What really makes the film stand out, though, is the way Hooper completely turned a standard formula on it‘s ear. Typically in these movies, you have strangers in a strange place doing bad things and getting killed for it. Case in point – Friday the 13th. Another good example is Hostel. These are essentially “warning movies,” or morality tales. However, in Eaten Alive, we’re immediately introduced to a young prostitute. After a nasty encounter with the Future Mr. Krueger, she sees the error of her ways and stands on the brink of salvation. She’s set up to be our hero, but after checking into Judd’s Starlight Hotel, she meets her grisly end, courtesy of Judd and a rusty pitchfork (a death, by the way, that Roberta Collins sells beautifully).
And from there it spins out of any sort of predictable pattern (which is special because “there“ is about 9 minutes in). Around the halfway mark there’s a chase scene involving Judd and a young child and we honestly do not know if the child is going to make it out alive. It‘s as if you know people are going to die, but you have no idea who and there’s no inherent reason. There’s no statement being made by these deaths (that I can gather anyway) and that’s what makes it truly scary – this guy is just plain crazy. These murders aren’t necessary evils designed to teach the audience a lesson – these people just die. Painfully. Randomly.
"Everybody knows Jason rules. He could kick that Freddy guy’s ass any day of the we…what? Shit, he’s standing right behind me, isn’t he?"
Now, there’s always the possibility that I missed the point spectacularly (and if so, please feel free to let me know), but I hope I didn’t. I think the arbitrary nature of the film is what makes it so powerful.
What in the blue hell happened, indeed.
I’ve reviewed a few Dark Sky releases now and even though the films sometimes vary in quality – there’s always one constant: the cover artwork is great. And of course, that’s a trend continued here. It’s a painted-type poster featuring Judd and a captive young woman. Great stuff.
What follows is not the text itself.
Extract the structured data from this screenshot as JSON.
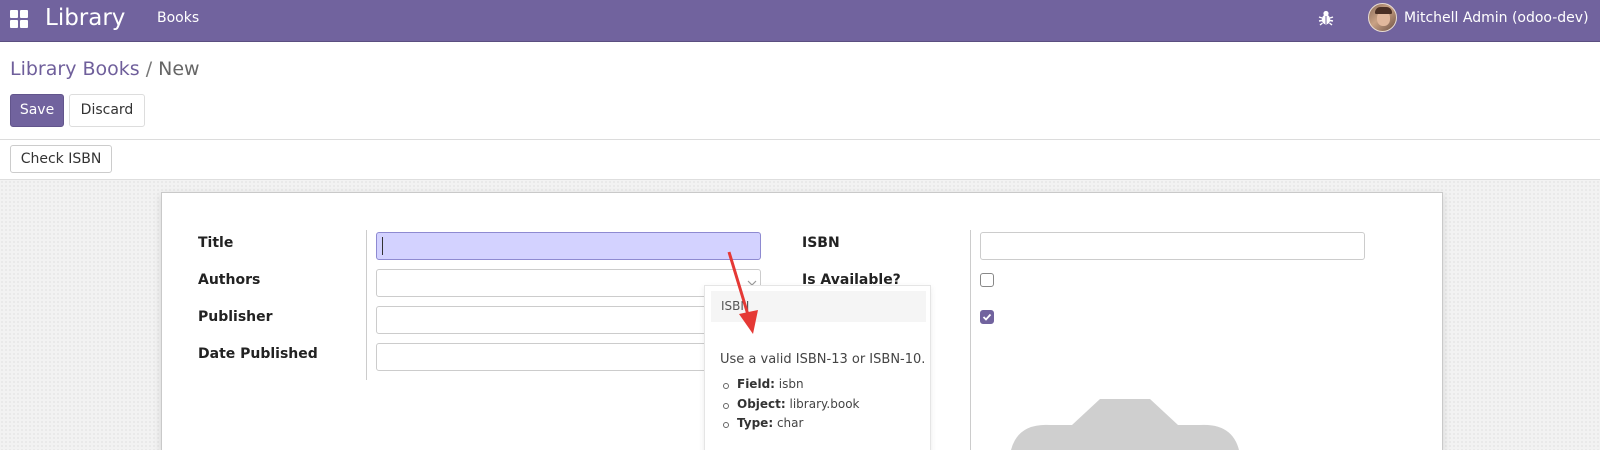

Feature-wise, there’s a nifty little commentary with the writer, some cast and the make-up artist. Worth a listen, if only once. There’s also a little featurette on Robert Englund and his career up until his role in Eaten Alive. It’s almost fluff and it’s really short, but it was interesting and a nice reminder that he’s had a full career above and beyond Freddy Krueger.
Folger’s – The Official Coffee of Hell’s Police Force
What I’m assuming would be the centerpiece of these features is a documentary called “The Butcher of Elmendorf: The Legend of Joe Ball.” It’s roughly 30 minutes of Joe Ball’s nephew telling his uncle’s story. This had great potential, except that the nephew wasn’t engaging at all and even seemed to make really interesting tidbits seem bland and dismissable. I would probably call this the only dropped ball on the disc.
In the end though, that little blemish isn’t enough to keep me from proudly displaying this disc on my shelf. Not only as a great genre flick, but also as a reminder of how Tobe Hooper earned that “Master of Horror” title in the first place.
OVERALL 8.0 out of 10